GIVE ATHLETES THE COMPETITIVE EDGE WITH THE NASM-PES6 April 2018
The NASM Performance Enhancement Specialisation (NASM-PES) was developed to teach fitness professionals how to elevate an athlete’s training to achieve noticeable results while also decreasing the chance for injury. When working with athletes, the most important responsibility of a fitness professional is to ensure safety both on and off the playing field. The opportunity to put these types of skills and knowledge to work is huge.
Consider injury rates in collegiate athletes, who have an estimated 11,000 ankle sprains annually (Hootman, Dick & Agel 2007). For these athletes, the initial injury can lead to reoccurring ankle sprains and even osteoarthritis later in life. Knee injuries are another common occurrence in sports (Saltzman et al. 2005). Following an ACL injury requiring surgical intervention, only 75% of those individuals are able to return to previous activity levels (Noyes et al. 1983). These staggering numbers establish a need for fitness professionals to have the knowledge and skills to work with athletes to not only prevent injury but assist athletes in returning to their previous levels of performance post-injury. The NASM Performance Enhancement Specialisation provides the tools to accomplish these goals, while also assisting athletes in improving their own skill set.
Athletes expect results for the time, effort and money that they put into their training. Their goal is to improve their performance—a fitness professional’s goal is to get them to that level while keeping them in the game and off the injured list. Enhancing performance occurs in systematic and progressive steps. This is one of the many reasons why understanding an integrated training system is so important for fitness professionals who are working with athletes of any level. Applying the integrated, functional approach of the NASM-PES course to athletic development will lead to high levels of dynamic flexibility, core strength, neuromuscular control, power, speed, agility, quickness and functional strength. From stabilisation to maximal power development, each component of training is going to assist an athlete in reaching their peak performance capabilities while avoiding the rehabilitation room.
In order to increase performance, the fitness professional also needs to have a solid understanding of multiple training concepts. One example is understanding the stretch-shortening cycle and how to effectively use it within an athlete’s training programme. Here, by capturing the power of an eccentric muscle contraction and transferring it to an explosive concentric contraction, the athlete will be able to develop high levels of power in athletic activities. When applied appropriately, this can be utilised across all planes of motion. Sports occur in all three planes, often times simultaneously, not just in one or two planes. It is important that the athlete has the ability to stabilise, reduce and produce forces in all three planes effectively, or they risk a reduced level of performance and an increased likelihood of injury.

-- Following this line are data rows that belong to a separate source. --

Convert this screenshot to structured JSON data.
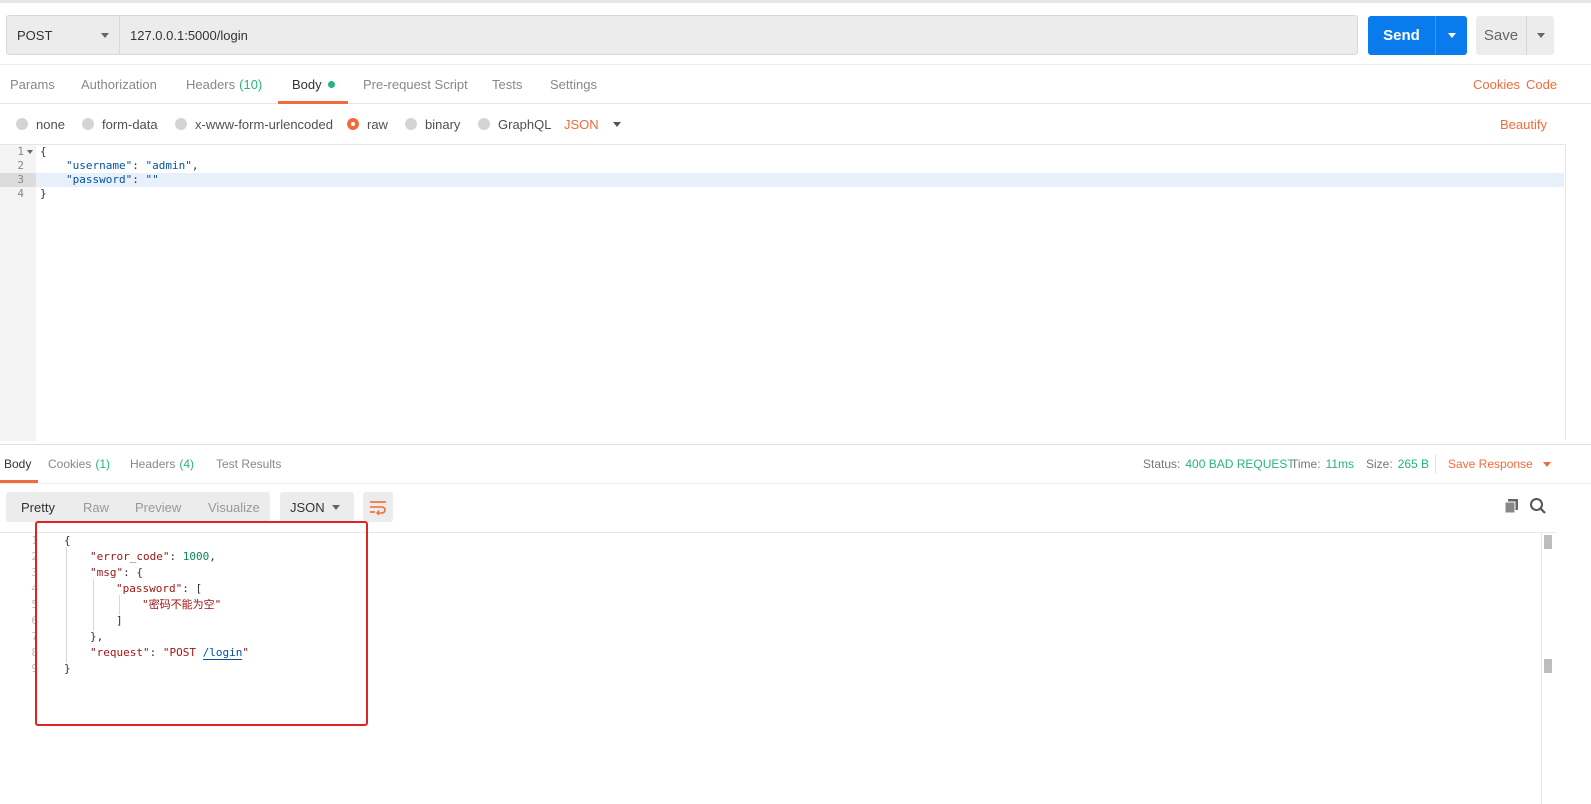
{
  "request": {
    "method": "POST",
    "url": "127.0.0.1:5000/login",
    "send_label": "Send",
    "save_label": "Save"
  },
  "request_tabs": {
    "params": "Params",
    "authorization": "Authorization",
    "headers": "Headers",
    "headers_count": "(10)",
    "body": "Body",
    "prerequest": "Pre-request Script",
    "tests": "Tests",
    "settings": "Settings",
    "cookies": "Cookies",
    "code": "Code"
  },
  "body_types": {
    "none": "none",
    "form_data": "form-data",
    "urlencoded": "x-www-form-urlencoded",
    "raw": "raw",
    "binary": "binary",
    "graphql": "GraphQL",
    "language": "JSON",
    "beautify": "Beautify",
    "selected": "raw"
  },
  "request_body": {
    "line_numbers": [
      "1",
      "2",
      "3",
      "4"
    ],
    "lines": {
      "l1": "{",
      "l2_key": "\"username\"",
      "l2_sep": ": ",
      "l2_val": "\"admin\"",
      "l2_end": ",",
      "l3_key": "\"password\"",
      "l3_sep": ": ",
      "l3_val": "\"\"",
      "l4": "}"
    }
  },
  "response_tabs": {
    "body": "Body",
    "cookies": "Cookies",
    "cookies_count": "(1)",
    "headers": "Headers",
    "headers_count": "(4)",
    "test_results": "Test Results"
  },
  "response_status": {
    "status_label": "Status:",
    "status_value": "400 BAD REQUEST",
    "time_label": "Time:",
    "time_value": "11ms",
    "size_label": "Size:",
    "size_value": "265 B",
    "save_response": "Save Response"
  },
  "response_view": {
    "pretty": "Pretty",
    "raw": "Raw",
    "preview": "Preview",
    "visualize": "Visualize",
    "format": "JSON"
  },
  "response_body": {
    "line_numbers": [
      "1",
      "2",
      "3",
      "4",
      "5",
      "6",
      "7",
      "8",
      "9"
    ],
    "l1": "{",
    "l2_key": "\"error_code\"",
    "l2_sep": ": ",
    "l2_val": "1000",
    "l2_end": ",",
    "l3_key": "\"msg\"",
    "l3_rest": ": {",
    "l4_key": "\"password\"",
    "l4_rest": ": [",
    "l5_val": "\"密码不能为空\"",
    "l6": "]",
    "l7": "},",
    "l8_key": "\"request\"",
    "l8_sep": ": ",
    "l8_val_a": "\"POST ",
    "l8_val_link": "/login",
    "l8_val_b": "\"",
    "l9": "}"
  },
  "colors": {
    "accent": "#f26b3a",
    "send": "#097bed",
    "success": "#26b47f",
    "annotation": "#e02424"
  }
}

Ultimately, a well-designed performance enhancement programme will improve an athlete’s ability to execute their sports skills on the playing field while preventing injuries that could sideline them. If you’re ready to expand your training skills to meet the needs of the serious athlete, weekend warrior or league player, check out the updated NASM Performance Enhancement Specialisation.
By National Academy of Sports Medicine (NASM)
Hootman, J., Dick, R. & Agel, J. 2007. Epidemiology of collegiate injuries for 15 sports; summary and recommendations for injury prevention initiatives. Journal of Athletic Training, 42, 311-319.
Noyes, F., et al. 1983. The symptomatic anterior cruciate-deficient knee. Part I: the long-term functional disability in athletically active individuals. Journal of Bone and Joint Surgery AM, 65, 154-162.
Saltzman, C., et al. 2005. Epidemiology of ankle arthritis; report of a consecutive series of 639 patients from a tertiary orthopaedic center. Iowa Orthopaedic Journal, 25, 44-46.